“And you not think of just renting a house or apartment of your own instead of buying?”
“Nah, if I was going to keep paying rent I would stay here with you two!”
“What happened? With the boyfriend I mean.” asked Fran.
“Are we back to the ‘boyfriend’ thing again?” Daisy scowled.
“No, no, just wondering. Being a little bit nosy?”
“Right, sure. Anyway, well we were only together a couple of months and he had a house, a big one in Higher Theraton, so it made sense for me to move in. It’s how I ended up living in Theraton. We had split up within a few weeks and I found this place to move to. How do people live with men? They’re a pain!”
“You can say that again!” Fran added. “After Mum left it was just me and Dad and I had to take over Mum’s role, cooking, cleaning, shopping. I was sixteen years old and Dad, Dad had no idea how to look after himself, or rather he had no idea why he should! It’s why I left as soon as I could. I could see why Mum did.”
“I didn’t know that, Fran. But that’s the thing, I know some men, like my Dad for example, do their bit around the house and behave, well, like decent human beings, but I’ve yet to meet one like that myself, well, not one that I’d be interested in. And don’t start that again, please!”
“I didn’t say a word!” Fran protested “Anyway, I know what you mean, they’re ok for, you know, but hell, I’m not sure I’d want to live the rest of my life with one. I mean, fifty or sixty yeas with only one person. It’ll be boring if nothing else!”
“Are you beginning to see my point of view now?” Laughed Daisy!
“Yeah, hooking up with another woman would be more fun!” Teased Fran!

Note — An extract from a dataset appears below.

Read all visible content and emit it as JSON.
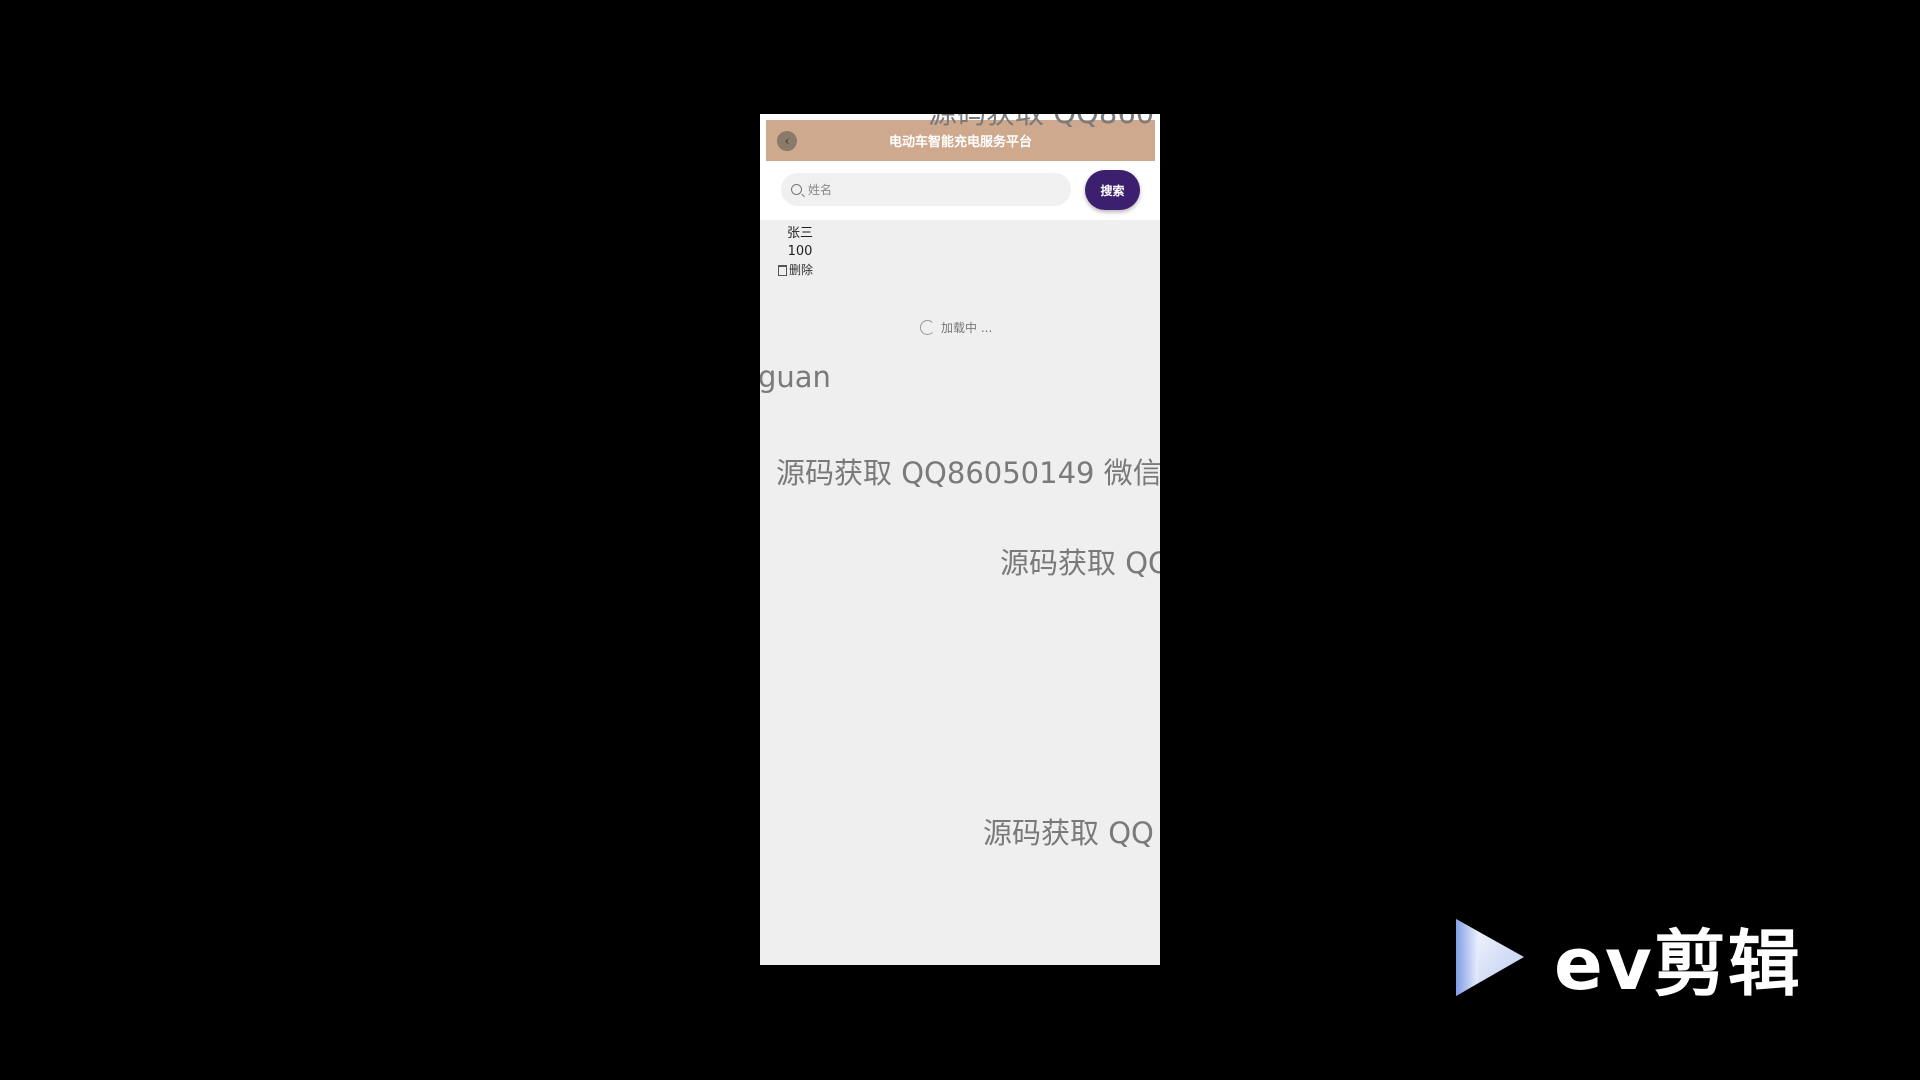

“That’s not what I meant! And you know it!” Daisy retorted in mock horror! “Seriously though, given the smell and the mess… and the ‘other stuff’… how does anyone live with a man!”